A five-year visa will be offered initially to those who worked on the front line for a year or more - covering around half of interpreters.

But there were concerns that a large number of them could be excluded.

A Downing Street source said the proposals would give interpreters a choice either to go on working in Afghanistan or "make a new start in Britain".

While details of the scheme are not expected until the end of May, lawyers said "large numbers" of interpreters might be not be covered.

Rosa Curling, who acts for three of the interpreters, said she was pleased the "bravery of the Afghan interpreters now seems to have been recognised.

"We are, however, concerned that some interpreters may not qualify if the scheme is only available to those employed between December 2012 and December 2014 and limited to front-line staff only, she added.

"This would completely undermine the purpose of the policy."

Media playback is unsupported on your device
Media captionAfghan interpreter: I had to flee the country

Too limited

One interpreter, "Abdul", told the BBC: "We risked everything to do this job. We are glad that the British government has recognised our service and the sacrifices we made for them."

The Downing Street source said: "We should recognise the service given by those who have regularly put themselves in real danger while working for us," the source added.

But campaign group Avaaz, which is behind an 83,000 signature petition calling for all Afghan interpreters to be given asylum, said the plan was "too limited".
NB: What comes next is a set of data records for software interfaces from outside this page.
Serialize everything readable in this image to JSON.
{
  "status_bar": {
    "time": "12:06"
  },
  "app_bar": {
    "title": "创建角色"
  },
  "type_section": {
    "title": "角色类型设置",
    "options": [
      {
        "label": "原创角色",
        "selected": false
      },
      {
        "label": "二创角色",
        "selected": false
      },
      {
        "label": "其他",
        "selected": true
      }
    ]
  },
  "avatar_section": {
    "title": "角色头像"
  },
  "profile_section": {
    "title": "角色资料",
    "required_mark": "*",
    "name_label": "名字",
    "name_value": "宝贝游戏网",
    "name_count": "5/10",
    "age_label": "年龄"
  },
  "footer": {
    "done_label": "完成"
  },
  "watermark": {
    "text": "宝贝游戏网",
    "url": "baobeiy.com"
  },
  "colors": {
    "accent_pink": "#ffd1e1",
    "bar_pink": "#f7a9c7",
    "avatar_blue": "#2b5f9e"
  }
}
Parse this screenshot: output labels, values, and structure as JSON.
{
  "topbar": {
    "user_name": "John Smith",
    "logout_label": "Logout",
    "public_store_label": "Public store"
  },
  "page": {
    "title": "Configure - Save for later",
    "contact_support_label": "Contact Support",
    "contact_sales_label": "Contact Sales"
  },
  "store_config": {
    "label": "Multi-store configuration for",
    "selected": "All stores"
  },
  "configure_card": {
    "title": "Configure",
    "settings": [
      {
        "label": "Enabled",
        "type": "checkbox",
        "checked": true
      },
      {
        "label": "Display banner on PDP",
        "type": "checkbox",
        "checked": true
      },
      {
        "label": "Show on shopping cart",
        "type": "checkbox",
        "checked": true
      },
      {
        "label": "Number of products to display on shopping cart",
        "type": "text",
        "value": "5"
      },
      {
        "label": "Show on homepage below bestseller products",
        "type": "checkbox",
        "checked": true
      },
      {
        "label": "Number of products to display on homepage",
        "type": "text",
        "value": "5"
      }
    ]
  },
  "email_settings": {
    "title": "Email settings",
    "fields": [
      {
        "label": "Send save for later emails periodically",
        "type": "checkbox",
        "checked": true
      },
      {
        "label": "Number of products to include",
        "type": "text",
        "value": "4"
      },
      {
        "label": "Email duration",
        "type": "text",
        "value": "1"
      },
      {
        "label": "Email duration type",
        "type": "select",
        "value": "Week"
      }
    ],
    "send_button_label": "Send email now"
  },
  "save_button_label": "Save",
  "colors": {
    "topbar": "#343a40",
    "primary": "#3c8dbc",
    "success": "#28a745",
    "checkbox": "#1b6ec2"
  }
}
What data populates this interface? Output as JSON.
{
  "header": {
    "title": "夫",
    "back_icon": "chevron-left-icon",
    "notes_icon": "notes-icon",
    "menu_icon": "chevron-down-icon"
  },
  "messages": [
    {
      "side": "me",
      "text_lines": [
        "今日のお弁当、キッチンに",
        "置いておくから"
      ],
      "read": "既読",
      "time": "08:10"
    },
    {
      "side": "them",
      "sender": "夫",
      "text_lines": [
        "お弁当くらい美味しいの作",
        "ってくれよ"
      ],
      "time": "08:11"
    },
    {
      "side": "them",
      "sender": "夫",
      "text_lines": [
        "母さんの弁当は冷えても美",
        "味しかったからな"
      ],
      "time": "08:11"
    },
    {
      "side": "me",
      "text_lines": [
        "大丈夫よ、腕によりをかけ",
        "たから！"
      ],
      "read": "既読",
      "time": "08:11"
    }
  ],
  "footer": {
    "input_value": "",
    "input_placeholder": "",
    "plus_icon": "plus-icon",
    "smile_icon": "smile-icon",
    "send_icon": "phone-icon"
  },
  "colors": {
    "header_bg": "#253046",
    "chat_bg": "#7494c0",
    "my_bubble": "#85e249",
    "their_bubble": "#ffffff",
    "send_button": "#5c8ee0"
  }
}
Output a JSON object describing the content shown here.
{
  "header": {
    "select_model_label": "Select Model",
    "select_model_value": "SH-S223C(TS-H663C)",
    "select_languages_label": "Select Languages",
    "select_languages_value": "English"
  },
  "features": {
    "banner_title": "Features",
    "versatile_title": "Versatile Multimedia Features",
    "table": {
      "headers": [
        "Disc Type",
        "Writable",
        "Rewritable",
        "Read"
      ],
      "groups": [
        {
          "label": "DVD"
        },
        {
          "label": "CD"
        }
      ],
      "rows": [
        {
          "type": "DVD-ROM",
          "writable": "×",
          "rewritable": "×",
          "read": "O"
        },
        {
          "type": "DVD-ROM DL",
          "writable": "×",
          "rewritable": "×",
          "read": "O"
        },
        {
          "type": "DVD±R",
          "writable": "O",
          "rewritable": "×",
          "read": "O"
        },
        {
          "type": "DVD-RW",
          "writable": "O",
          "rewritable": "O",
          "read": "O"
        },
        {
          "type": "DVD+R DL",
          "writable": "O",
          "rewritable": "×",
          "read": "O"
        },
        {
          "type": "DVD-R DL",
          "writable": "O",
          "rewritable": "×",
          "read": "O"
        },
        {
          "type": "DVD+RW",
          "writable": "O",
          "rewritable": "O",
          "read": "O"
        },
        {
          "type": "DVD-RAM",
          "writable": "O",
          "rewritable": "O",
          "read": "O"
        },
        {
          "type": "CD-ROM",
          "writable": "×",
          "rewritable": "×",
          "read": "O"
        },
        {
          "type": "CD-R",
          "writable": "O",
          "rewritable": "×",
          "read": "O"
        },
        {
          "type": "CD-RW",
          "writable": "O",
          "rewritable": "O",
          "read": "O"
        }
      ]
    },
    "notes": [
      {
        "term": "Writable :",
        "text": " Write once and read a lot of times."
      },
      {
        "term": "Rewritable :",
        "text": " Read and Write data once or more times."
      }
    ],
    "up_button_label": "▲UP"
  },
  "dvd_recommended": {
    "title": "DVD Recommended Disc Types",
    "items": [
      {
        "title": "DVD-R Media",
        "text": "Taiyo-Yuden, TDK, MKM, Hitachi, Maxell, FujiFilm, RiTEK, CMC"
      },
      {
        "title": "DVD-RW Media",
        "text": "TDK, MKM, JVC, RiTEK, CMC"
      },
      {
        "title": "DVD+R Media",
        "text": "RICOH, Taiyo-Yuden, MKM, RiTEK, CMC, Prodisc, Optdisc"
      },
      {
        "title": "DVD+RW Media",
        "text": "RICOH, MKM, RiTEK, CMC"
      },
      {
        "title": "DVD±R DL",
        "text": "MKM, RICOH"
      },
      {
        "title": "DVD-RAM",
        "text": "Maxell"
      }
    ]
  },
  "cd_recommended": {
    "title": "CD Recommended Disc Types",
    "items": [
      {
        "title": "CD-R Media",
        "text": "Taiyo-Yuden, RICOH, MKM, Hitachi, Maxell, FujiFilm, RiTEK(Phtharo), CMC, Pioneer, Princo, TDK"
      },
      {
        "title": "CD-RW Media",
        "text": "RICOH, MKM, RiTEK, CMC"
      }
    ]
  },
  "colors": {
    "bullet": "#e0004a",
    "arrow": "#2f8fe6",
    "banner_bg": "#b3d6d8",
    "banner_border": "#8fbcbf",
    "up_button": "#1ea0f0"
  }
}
It claimed to have seen documents suggesting the scheme would only be open to those who had been made redundant on or after 1 January 2013, although Downing Street said it was more likely decisions would be made on a "case-by-case basis".

The Ministry of Defence said no final decisions had yet been made.

Earlier this month, the prime minister had said the UK should encourage "talented Afghans to stay in their country", including a "really generous" package of support for interpreters.

Labour's Yvette Cooper welcomed what she called the government's "u-turn", saying it was the "right policy" for those who risked their lives.

Training and education

Many of the interpreters who will be helped say they have received serious threats to their lives, while some have already fled to the UK to claim asylum.

"One of my colleagues was captured, held for months and killed by the Taliban. They returned his body to his family in exchange for ransom," one former interpreter told the BBC.

"Ahmad" - who worked alongside British forces at Camp Bastion - said he had grenades thrown at his house and had to leave the job because the Taliban threatened to kill him.

Under the plans, those allowed into the UK on a five-year visa will then be able to apply for indefinite leave.

The Border Agency will approve how many close family members they are allowed to bring.

Interpreters who choose to stay in Afghanistan will be allowed to sign up for fully-funded training and education for five years, or instead be paid at their current rate for a further 18 months.

Under the new plan, some other locals who had helped British soldiers in non-front-line roles, such as cooks and security guards, will also be given the choice of training and education, or further payments.

After the Iraq war, Britain gave Iraqi interpreters either one-off financial assistance or exceptional indefinite leave to remain in the UK with help to relocate, or the opportunity to resettle through the UK's Gateway programme run in partnership with the UN's High Commissioner for Refugees.

More on this story

Related Internet links

The BBC is not responsible for the content of external Internet sites